» Exercise
Copy the records below without altering a single word.

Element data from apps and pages
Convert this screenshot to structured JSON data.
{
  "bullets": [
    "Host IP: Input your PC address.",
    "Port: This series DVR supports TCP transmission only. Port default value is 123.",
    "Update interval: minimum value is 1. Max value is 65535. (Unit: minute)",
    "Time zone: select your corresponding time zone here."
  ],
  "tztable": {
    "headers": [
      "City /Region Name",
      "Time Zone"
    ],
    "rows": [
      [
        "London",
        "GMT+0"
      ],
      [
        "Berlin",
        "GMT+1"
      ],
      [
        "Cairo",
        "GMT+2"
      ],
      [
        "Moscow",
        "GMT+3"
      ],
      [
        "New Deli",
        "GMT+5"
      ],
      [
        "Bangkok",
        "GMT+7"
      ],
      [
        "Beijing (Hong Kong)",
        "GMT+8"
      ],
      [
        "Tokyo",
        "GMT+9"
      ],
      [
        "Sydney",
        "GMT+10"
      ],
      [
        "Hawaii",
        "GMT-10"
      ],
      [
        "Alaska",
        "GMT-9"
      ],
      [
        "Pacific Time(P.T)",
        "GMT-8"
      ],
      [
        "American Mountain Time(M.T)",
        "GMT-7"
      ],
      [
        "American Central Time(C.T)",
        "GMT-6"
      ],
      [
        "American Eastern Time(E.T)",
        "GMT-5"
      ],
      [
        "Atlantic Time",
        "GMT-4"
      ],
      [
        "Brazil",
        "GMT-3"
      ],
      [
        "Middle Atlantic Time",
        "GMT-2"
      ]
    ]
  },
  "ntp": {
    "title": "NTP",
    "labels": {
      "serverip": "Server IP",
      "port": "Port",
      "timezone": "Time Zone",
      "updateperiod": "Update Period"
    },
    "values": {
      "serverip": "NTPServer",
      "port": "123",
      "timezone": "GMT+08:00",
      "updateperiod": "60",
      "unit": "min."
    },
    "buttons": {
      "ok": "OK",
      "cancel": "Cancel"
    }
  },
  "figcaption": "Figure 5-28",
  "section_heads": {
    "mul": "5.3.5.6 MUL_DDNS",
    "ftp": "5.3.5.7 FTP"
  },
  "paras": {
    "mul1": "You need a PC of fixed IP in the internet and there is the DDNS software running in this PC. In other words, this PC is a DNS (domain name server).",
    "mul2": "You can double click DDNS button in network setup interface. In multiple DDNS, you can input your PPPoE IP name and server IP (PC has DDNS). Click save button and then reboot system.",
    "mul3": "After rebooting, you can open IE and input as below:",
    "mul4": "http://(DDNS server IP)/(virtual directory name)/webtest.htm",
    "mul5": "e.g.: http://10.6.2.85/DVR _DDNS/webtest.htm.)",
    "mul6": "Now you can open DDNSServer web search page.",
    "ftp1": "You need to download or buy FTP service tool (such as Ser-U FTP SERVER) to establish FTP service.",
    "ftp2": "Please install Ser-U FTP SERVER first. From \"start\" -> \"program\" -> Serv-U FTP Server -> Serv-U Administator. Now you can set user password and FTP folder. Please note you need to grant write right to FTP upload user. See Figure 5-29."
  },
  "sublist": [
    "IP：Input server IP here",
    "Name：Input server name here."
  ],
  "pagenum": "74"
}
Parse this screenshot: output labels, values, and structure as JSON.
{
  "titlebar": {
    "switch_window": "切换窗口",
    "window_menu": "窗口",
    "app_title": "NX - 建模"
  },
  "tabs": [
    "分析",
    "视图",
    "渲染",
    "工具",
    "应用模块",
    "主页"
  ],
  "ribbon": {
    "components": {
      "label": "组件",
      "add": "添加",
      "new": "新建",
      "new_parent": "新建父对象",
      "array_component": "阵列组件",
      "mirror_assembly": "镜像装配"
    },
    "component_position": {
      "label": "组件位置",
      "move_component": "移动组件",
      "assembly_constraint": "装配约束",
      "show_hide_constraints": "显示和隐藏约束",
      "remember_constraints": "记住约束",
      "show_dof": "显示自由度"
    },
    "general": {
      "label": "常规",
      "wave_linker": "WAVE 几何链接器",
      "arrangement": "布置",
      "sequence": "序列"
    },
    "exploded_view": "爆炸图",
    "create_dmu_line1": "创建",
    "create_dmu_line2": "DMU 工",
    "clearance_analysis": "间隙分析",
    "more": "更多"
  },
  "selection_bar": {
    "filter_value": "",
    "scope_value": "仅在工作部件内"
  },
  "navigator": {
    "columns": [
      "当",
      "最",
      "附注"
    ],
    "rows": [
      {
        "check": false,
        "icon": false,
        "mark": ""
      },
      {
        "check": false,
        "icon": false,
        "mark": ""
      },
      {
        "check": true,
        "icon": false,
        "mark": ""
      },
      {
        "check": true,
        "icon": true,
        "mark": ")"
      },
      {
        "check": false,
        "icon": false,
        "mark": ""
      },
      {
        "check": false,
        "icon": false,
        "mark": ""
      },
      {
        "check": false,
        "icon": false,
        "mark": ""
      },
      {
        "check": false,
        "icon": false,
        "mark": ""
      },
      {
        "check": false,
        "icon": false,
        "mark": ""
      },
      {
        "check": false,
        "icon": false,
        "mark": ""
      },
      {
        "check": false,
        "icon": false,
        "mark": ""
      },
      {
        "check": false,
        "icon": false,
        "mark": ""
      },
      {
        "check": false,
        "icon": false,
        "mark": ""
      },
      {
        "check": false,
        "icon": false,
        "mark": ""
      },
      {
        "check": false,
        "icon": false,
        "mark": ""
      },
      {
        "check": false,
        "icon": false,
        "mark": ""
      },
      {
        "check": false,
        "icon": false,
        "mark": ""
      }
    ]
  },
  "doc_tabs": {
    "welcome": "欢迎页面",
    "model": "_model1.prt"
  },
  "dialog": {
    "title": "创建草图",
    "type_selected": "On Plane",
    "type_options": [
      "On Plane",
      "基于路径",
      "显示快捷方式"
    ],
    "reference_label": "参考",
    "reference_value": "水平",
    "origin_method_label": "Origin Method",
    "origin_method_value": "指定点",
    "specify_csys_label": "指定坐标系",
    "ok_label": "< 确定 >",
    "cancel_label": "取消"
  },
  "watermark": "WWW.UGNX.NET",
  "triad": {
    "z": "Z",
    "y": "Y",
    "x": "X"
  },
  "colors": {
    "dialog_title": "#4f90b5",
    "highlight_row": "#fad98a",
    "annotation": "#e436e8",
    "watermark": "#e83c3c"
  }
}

» Your response
Convert this screenshot to structured JSON data.
{
  "bullets": [
    "Host IP: Input your PC address.",
    "Port: This series DVR supports TCP transmission only. Port default value is 123.",
    "Update interval: minimum value is 1. Max value is 65535. (Unit: minute)",
    "Time zone: select your corresponding time zone here."
  ],
  "tztable": {
    "headers": [
      "City /Region Name",
      "Time Zone"
    ],
    "rows": [
      [
        "London",
        "GMT+0"
      ],
      [
        "Berlin",
        "GMT+1"
      ],
      [
        "Cairo",
        "GMT+2"
      ],
      [
        "Moscow",
        "GMT+3"
      ],
      [
        "New Deli",
        "GMT+5"
      ],
      [
        "Bangkok",
        "GMT+7"
      ],
      [
        "Beijing (Hong Kong)",
        "GMT+8"
      ],
      [
        "Tokyo",
        "GMT+9"
      ],
      [
        "Sydney",
        "GMT+10"
      ],
      [
        "Hawaii",
        "GMT-10"
      ],
      [
        "Alaska",
        "GMT-9"
      ],
      [
        "Pacific Time(P.T)",
        "GMT-8"
      ],
      [
        "American Mountain Time(M.T)",
        "GMT-7"
      ],
      [
        "American Central Time(C.T)",
        "GMT-6"
      ],
      [
        "American Eastern Time(E.T)",
        "GMT-5"
      ],
      [
        "Atlantic Time",
        "GMT-4"
      ],
      [
        "Brazil",
        "GMT-3"
      ],
      [
        "Middle Atlantic Time",
        "GMT-2"
      ]
    ]
  },
  "ntp": {
    "title": "NTP",
    "labels": {
      "serverip": "Server IP",
      "port": "Port",
      "timezone": "Time Zone",
      "updateperiod": "Update Period"
    },
    "values": {
      "serverip": "NTPServer",
      "port": "123",
      "timezone": "GMT+08:00",
      "updateperiod": "60",
      "unit": "min."
    },
    "buttons": {
      "ok": "OK",
      "cancel": "Cancel"
    }
  },
  "figcaption": "Figure 5-28",
  "section_heads": {
    "mul": "5.3.5.6 MUL_DDNS",
    "ftp": "5.3.5.7 FTP"
  },
  "paras": {
    "mul1": "You need a PC of fixed IP in the internet and there is the DDNS software running in this PC. In other words, this PC is a DNS (domain name server).",
    "mul2": "You can double click DDNS button in network setup interface. In multiple DDNS, you can input your PPPoE IP name and server IP (PC has DDNS). Click save button and then reboot system.",
    "mul3": "After rebooting, you can open IE and input as below:",
    "mul4": "http://(DDNS server IP)/(virtual directory name)/webtest.htm",
    "mul5": "e.g.: http://10.6.2.85/DVR _DDNS/webtest.htm.)",
    "mul6": "Now you can open DDNSServer web search page.",
    "ftp1": "You need to download or buy FTP service tool (such as Ser-U FTP SERVER) to establish FTP service.",
    "ftp2": "Please install Ser-U FTP SERVER first. From \"start\" -> \"program\" -> Serv-U FTP Server -> Serv-U Administator. Now you can set user password and FTP folder. Please note you need to grant write right to FTP upload user. See Figure 5-29."
  },
  "sublist": [
    "IP：Input server IP here",
    "Name：Input server name here."
  ],
  "pagenum": "74"
}
Parse this screenshot: output labels, values, and structure as JSON.
{
  "titlebar": {
    "switch_window": "切换窗口",
    "window_menu": "窗口",
    "app_title": "NX - 建模"
  },
  "tabs": [
    "分析",
    "视图",
    "渲染",
    "工具",
    "应用模块",
    "主页"
  ],
  "ribbon": {
    "components": {
      "label": "组件",
      "add": "添加",
      "new": "新建",
      "new_parent": "新建父对象",
      "array_component": "阵列组件",
      "mirror_assembly": "镜像装配"
    },
    "component_position": {
      "label": "组件位置",
      "move_component": "移动组件",
      "assembly_constraint": "装配约束",
      "show_hide_constraints": "显示和隐藏约束",
      "remember_constraints": "记住约束",
      "show_dof": "显示自由度"
    },
    "general": {
      "label": "常规",
      "wave_linker": "WAVE 几何链接器",
      "arrangement": "布置",
      "sequence": "序列"
    },
    "exploded_view": "爆炸图",
    "create_dmu_line1": "创建",
    "create_dmu_line2": "DMU 工",
    "clearance_analysis": "间隙分析",
    "more": "更多"
  },
  "selection_bar": {
    "filter_value": "",
    "scope_value": "仅在工作部件内"
  },
  "navigator": {
    "columns": [
      "当",
      "最",
      "附注"
    ],
    "rows": [
      {
        "check": false,
        "icon": false,
        "mark": ""
      },
      {
        "check": false,
        "icon": false,
        "mark": ""
      },
      {
        "check": true,
        "icon": false,
        "mark": ""
      },
      {
        "check": true,
        "icon": true,
        "mark": ")"
      },
      {
        "check": false,
        "icon": false,
        "mark": ""
      },
      {
        "check": false,
        "icon": false,
        "mark": ""
      },
      {
        "check": false,
        "icon": false,
        "mark": ""
      },
      {
        "check": false,
        "icon": false,
        "mark": ""
      },
      {
        "check": false,
        "icon": false,
        "mark": ""
      },
      {
        "check": false,
        "icon": false,
        "mark": ""
      },
      {
        "check": false,
        "icon": false,
        "mark": ""
      },
      {
        "check": false,
        "icon": false,
        "mark": ""
      },
      {
        "check": false,
        "icon": false,
        "mark": ""
      },
      {
        "check": false,
        "icon": false,
        "mark": ""
      },
      {
        "check": false,
        "icon": false,
        "mark": ""
      },
      {
        "check": false,
        "icon": false,
        "mark": ""
      },
      {
        "check": false,
        "icon": false,
        "mark": ""
      }
    ]
  },
  "doc_tabs": {
    "welcome": "欢迎页面",
    "model": "_model1.prt"
  },
  "dialog": {
    "title": "创建草图",
    "type_selected": "On Plane",
    "type_options": [
      "On Plane",
      "基于路径",
      "显示快捷方式"
    ],
    "reference_label": "参考",
    "reference_value": "水平",
    "origin_method_label": "Origin Method",
    "origin_method_value": "指定点",
    "specify_csys_label": "指定坐标系",
    "ok_label": "< 确定 >",
    "cancel_label": "取消"
  },
  "watermark": "WWW.UGNX.NET",
  "triad": {
    "z": "Z",
    "y": "Y",
    "x": "X"
  },
  "colors": {
    "dialog_title": "#4f90b5",
    "highlight_row": "#fad98a",
    "annotation": "#e436e8",
    "watermark": "#e83c3c"
  }
}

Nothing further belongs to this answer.